Guest essay: Professor Mark Collins asks what is the purpose of a school?

Editor’s note: Mark Collins is an Evanston resident who was also a longtime teacher at Oak Park River Forest High School.

It is time to reaffirm the fundamental purpose of our schools which has become increasingly confused, leaving many students unable to fully explore and reach their academic potential.

I write as a public high school class teacher with over 25 years of experience in a large racially, socially, and economically diverse community adjacent to Chicago.

Our perception and expectations of schools have changed. Their mission goes far beyond academics and now often includes overseeing the formation of the moral, political and social development of students.

In some cases, schools are even expected to directly address society’s deeper shortcomings and challenges. In my experience, this effort has been largely unsuccessful and counterproductive. Failure is not because our schools haven’t tried or because students aren’t participating.

Instead, it is because our schools are neither expert nor fundamentally capable of broadly influencing the economic, cultural, and ultimately family forces that Actually determine their fundamental development and success in the classroom. It should be noted that children are only in our learning spaces a third of each day and only 180 days a year. Considering these factors, it is clear that the preparation to achieve academic success is due almost exclusively to causes and forces outside the school.

The politicization of our schools illustrates how far they have strayed from their destination. Issues undoubtedly important to the social and civic health of our country are now routinely contested in classrooms.

Because these topics are often contentious, teachers and students are frequently asked, and even expected, to take sides. Although many choose to express their thoughts openly, many others choose not to do so for fear of being labeled, ostracized or worse.

What happens? The voices are silent, a disturbing irony if we consider that of all our public institutions, the school should be among the essential places where the honest and rigorous exchange of ideas is both guaranteed. and practiced freely.

We must remember that the “children” of today will soon be adults and therefore contribute to (what we hope will be) a cohesive and vibrant society. For this responsibility, our children deserve full intellectual preparation.

So how do we move our schools to a place where their obligation to challenge and prepare all students is well understood and achievable?

First, schools must make it clear that their main purpose is to support the exploration and acquisition of academic knowledge – to assess, debate, assimilate and challenge it – between teacher and student. .

Equally important, schools should reaffirm that this interaction occurs primarily in the classroom – the “sacred space” of a school.

Academic knowledge is infinite in content, diverse in meaning, present in every aspect of our lives, and, if shared dynamically and openly, endlessly fascinating and impactful. To this end, our communities and society at large must disassociate their schools from the issues on which schools have little or not reasonable control or the basic skills or training to be acquired.
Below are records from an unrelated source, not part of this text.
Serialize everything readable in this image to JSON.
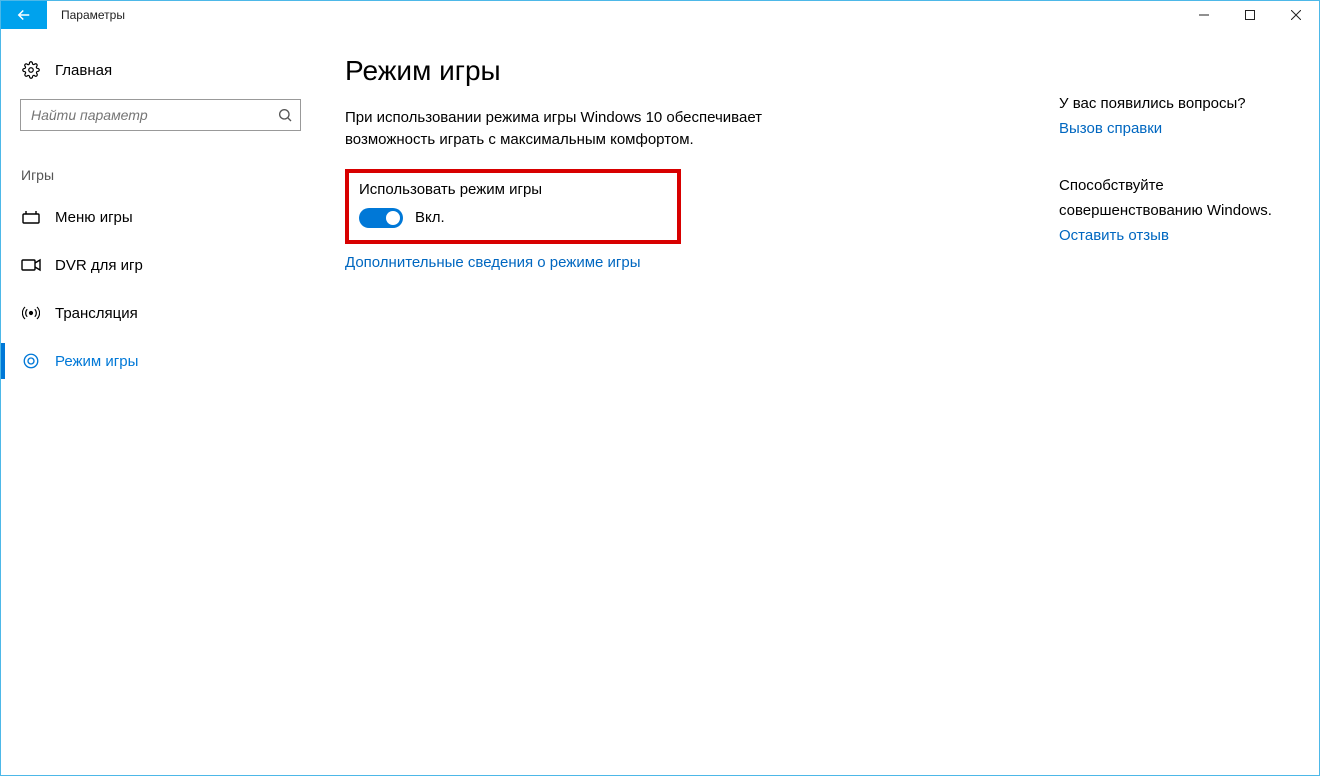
{
  "window": {
    "title": "Параметры"
  },
  "sidebar": {
    "home": "Главная",
    "search_placeholder": "Найти параметр",
    "section": "Игры",
    "items": [
      {
        "label": "Меню игры"
      },
      {
        "label": "DVR для игр"
      },
      {
        "label": "Трансляция"
      },
      {
        "label": "Режим игры"
      }
    ]
  },
  "main": {
    "title": "Режим игры",
    "description": "При использовании режима игры Windows 10 обеспечивает возможность играть с максимальным комфортом.",
    "toggle_label": "Использовать режим игры",
    "toggle_state": "Вкл.",
    "more_link": "Дополнительные сведения о режиме игры"
  },
  "right": {
    "questions_title": "У вас появились вопросы?",
    "help_link": "Вызов справки",
    "improve_title1": "Способствуйте",
    "improve_title2": "совершенствованию Windows.",
    "feedback_link": "Оставить отзыв"
  }
}
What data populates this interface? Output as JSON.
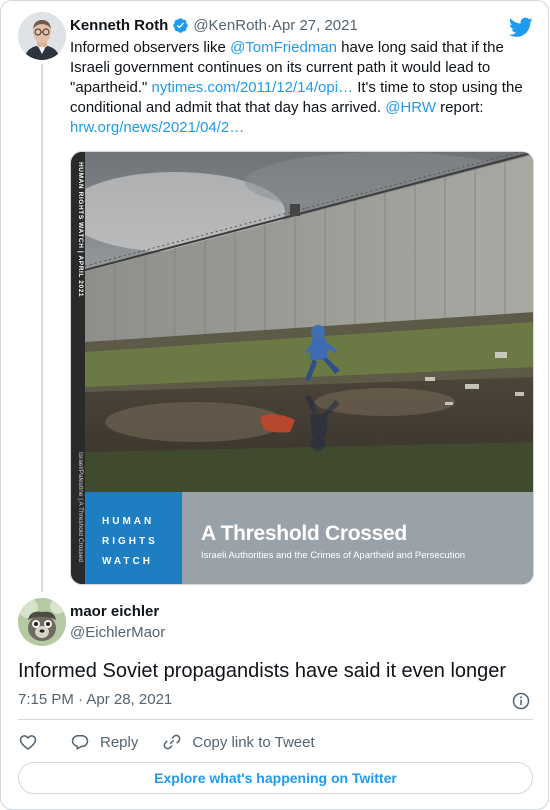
{
  "parent_tweet": {
    "author_name": "Kenneth Roth",
    "verified": true,
    "handle": "@KenRoth",
    "separator": " · ",
    "date": "Apr 27, 2021",
    "text_parts": [
      {
        "text": "Informed observers like ",
        "link": false
      },
      {
        "text": "@TomFriedman",
        "link": true
      },
      {
        "text": " have long said that if the Israeli government continues on its current path it would lead to \"apartheid.\" ",
        "link": false
      },
      {
        "text": "nytimes.com/2011/12/14/opi…",
        "link": true
      },
      {
        "text": " It's time to stop using the conditional and admit that that day has arrived. ",
        "link": false
      },
      {
        "text": "@HRW",
        "link": true
      },
      {
        "text": " report: ",
        "link": false
      },
      {
        "text": "hrw.org/news/2021/04/2…",
        "link": true
      }
    ],
    "media": {
      "spine_top": "HUMAN RIGHTS WATCH  |  APRIL 2021",
      "spine_bottom": "Israel/Palestine  |  A Threshold Crossed",
      "org_lines": [
        "HUMAN",
        "RIGHTS",
        "WATCH"
      ],
      "report_title": "A Threshold Crossed",
      "report_subtitle": "Israeli Authorities and the Crimes of Apartheid and Persecution"
    }
  },
  "reply_tweet": {
    "author_name": "maor eichler",
    "handle": "@EichlerMaor",
    "text": "Informed Soviet propagandists have said it even longer",
    "timestamp": "7:15 PM · Apr 28, 2021"
  },
  "actions": {
    "reply_label": "Reply",
    "copy_link_label": "Copy link to Tweet"
  },
  "explore_label": "Explore what's happening on Twitter",
  "colors": {
    "link": "#1d9bf0",
    "secondary_text": "#536471",
    "border": "#cfd9de",
    "hrw_blue": "#1d7fc1"
  }
}
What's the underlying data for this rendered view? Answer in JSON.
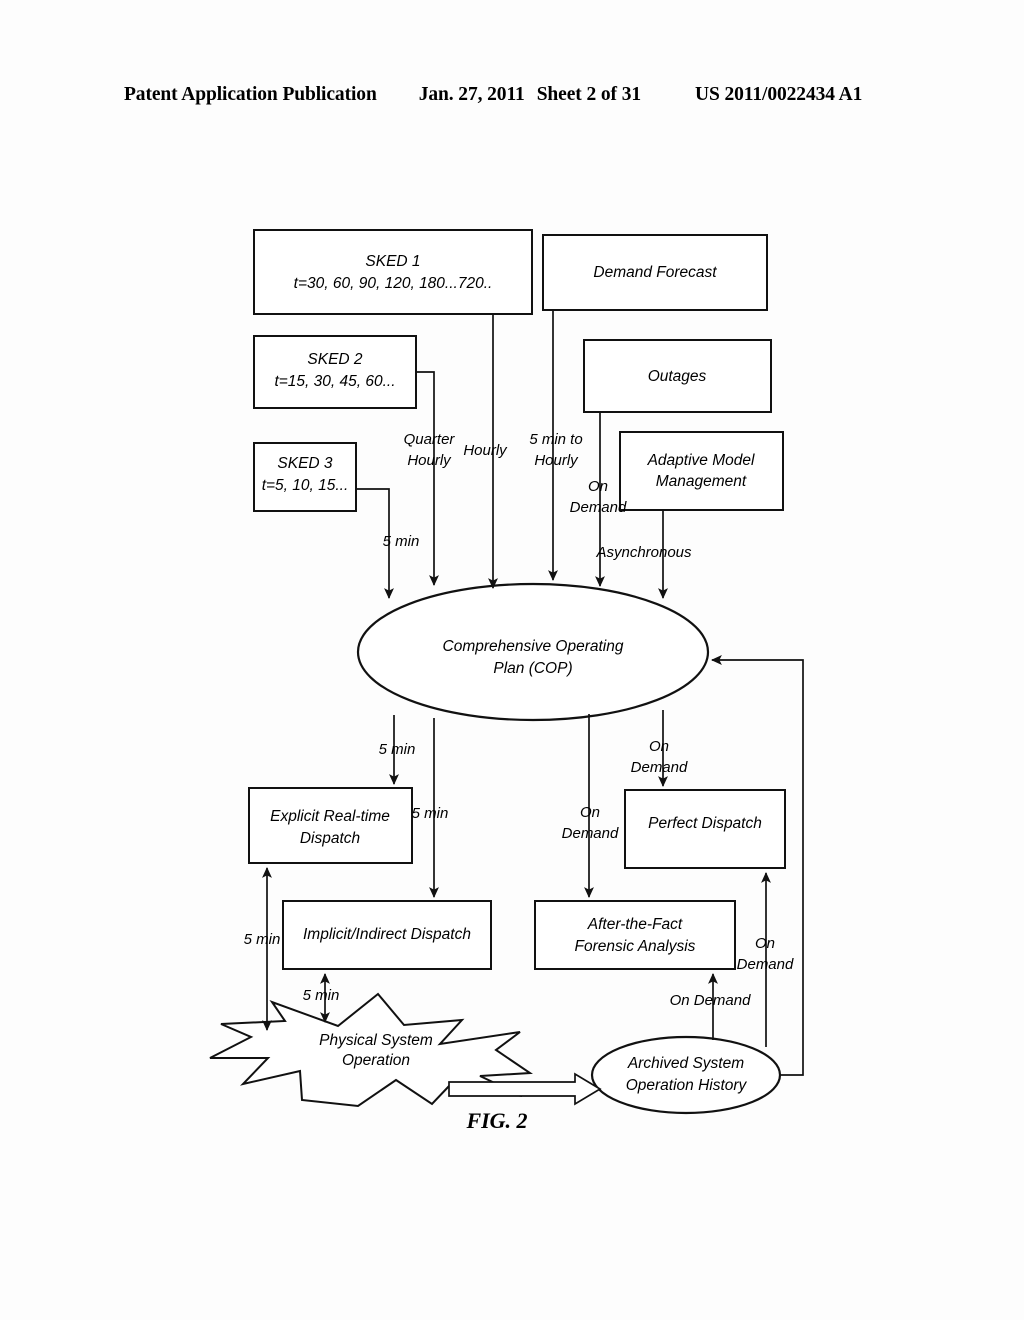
{
  "header": {
    "publication": "Patent Application Publication",
    "date": "Jan. 27, 2011",
    "sheet": "Sheet 2 of 31",
    "patent_number": "US 2011/0022434 A1"
  },
  "figure": {
    "caption": "FIG. 2",
    "nodes": {
      "sked1_title": "SKED 1",
      "sked1_detail": "t=30, 60, 90, 120, 180...720..",
      "sked2_title": "SKED 2",
      "sked2_detail": "t=15, 30, 45, 60...",
      "sked3_title": "SKED 3",
      "sked3_detail": "t=5, 10, 15...",
      "demand_forecast": "Demand Forecast",
      "outages": "Outages",
      "adaptive_model_line1": "Adaptive Model",
      "adaptive_model_line2": "Management",
      "cop_line1": "Comprehensive Operating",
      "cop_line2": "Plan (COP)",
      "explicit_dispatch_line1": "Explicit Real-time",
      "explicit_dispatch_line2": "Dispatch",
      "implicit_dispatch": "Implicit/Indirect Dispatch",
      "perfect_dispatch": "Perfect Dispatch",
      "forensic_line1": "After-the-Fact",
      "forensic_line2": "Forensic Analysis",
      "physical_system_line1": "Physical System",
      "physical_system_line2": "Operation",
      "archive_line1": "Archived System",
      "archive_line2": "Operation History"
    },
    "edge_labels": {
      "sked3_to_cop": "5 min",
      "sked2_to_cop_line1": "Quarter",
      "sked2_to_cop_line2": "Hourly",
      "sked1_to_cop": "Hourly",
      "forecast_to_cop_line1": "5 min to",
      "forecast_to_cop_line2": "Hourly",
      "outages_to_cop_line1": "On",
      "outages_to_cop_line2": "Demand",
      "adaptive_to_cop": "Asynchronous",
      "cop_to_explicit": "5 min",
      "cop_to_implicit": "5 min",
      "cop_to_forensic_line1": "On",
      "cop_to_forensic_line2": "Demand",
      "cop_to_perfect_line1": "On",
      "cop_to_perfect_line2": "Demand",
      "physical_to_explicit": "5 min",
      "implicit_to_physical": "5 min",
      "archive_to_forensic": "On Demand",
      "archive_to_perfect_line1": "On",
      "archive_to_perfect_line2": "Demand"
    }
  }
}
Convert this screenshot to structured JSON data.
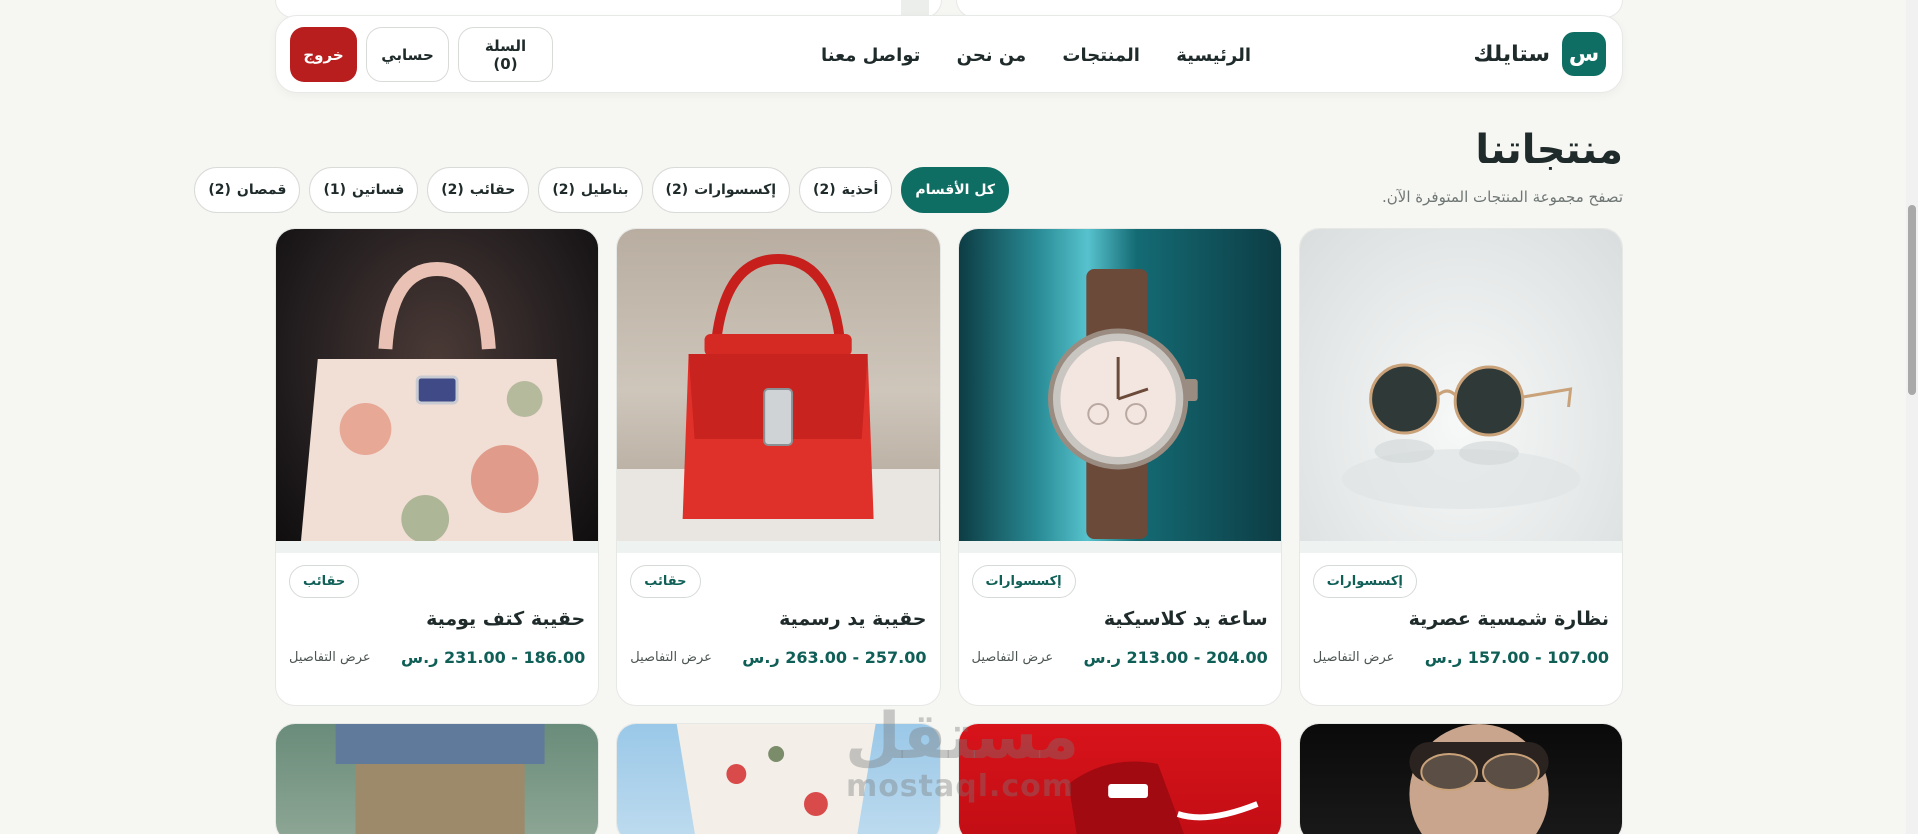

Second, treat everyone who enters a school, but especially its students, as individuals first.

See them as possessing a free and open mind always capable of academic growth and personal improvement. Embrace a mindset that sees the value and potential in every student and prioritizes the individual over the group, but not exclusively.

Third, honor the fact that we all naturally identify with and relate to others. Our group affiliations are tied together by many things – personality, culture, what we are like, hobbies, geography, language, shared histories, etc.

Yes, belonging to a group is an essential part of our humanity – it brings us happiness, connection and a sense of being part of something bigger than ourselves. But group identity is a complex formulation and so it should be up to each student to decide freely who they choose to associate with.

Fourth, require school administrators to teach with regularity. Theoretically, members of a school’s leadership got into education because they liked young people, knew a specific subject very well, and took advantage of the unique opportunities that a classroom provides.

While we agree that a classroom is at the heart of the learning experience, school leaders should also be there, actively demonstrating their love of teaching, modeling best teaching practices and directly participating in growth. students and faculty. They will thus be better informed and more effective in promoting learning.

Fifth, hire teachers who, in addition to proven scientific interest, are comprehensive and highly competent.

Look for those who believe in the common good; that uphold fundamental democratic values ​​– equality, rule of law, freedom of expression, etc.; who value a diverse and upwardly mobile society; who are compassionate, team players and socially confident. Find these people and then release them, empowered, to do their jobs at the highest level and with the greatest impact on the intellectual and academic journey of all children.

About Rachel Gooch

Check Also

High levels of contaminants found in Watertown drinking water for third time this year

File photo: Steve Johnson, Creative Commons, some rights reserved November 11, 2022 — Celia ClarkeHigh …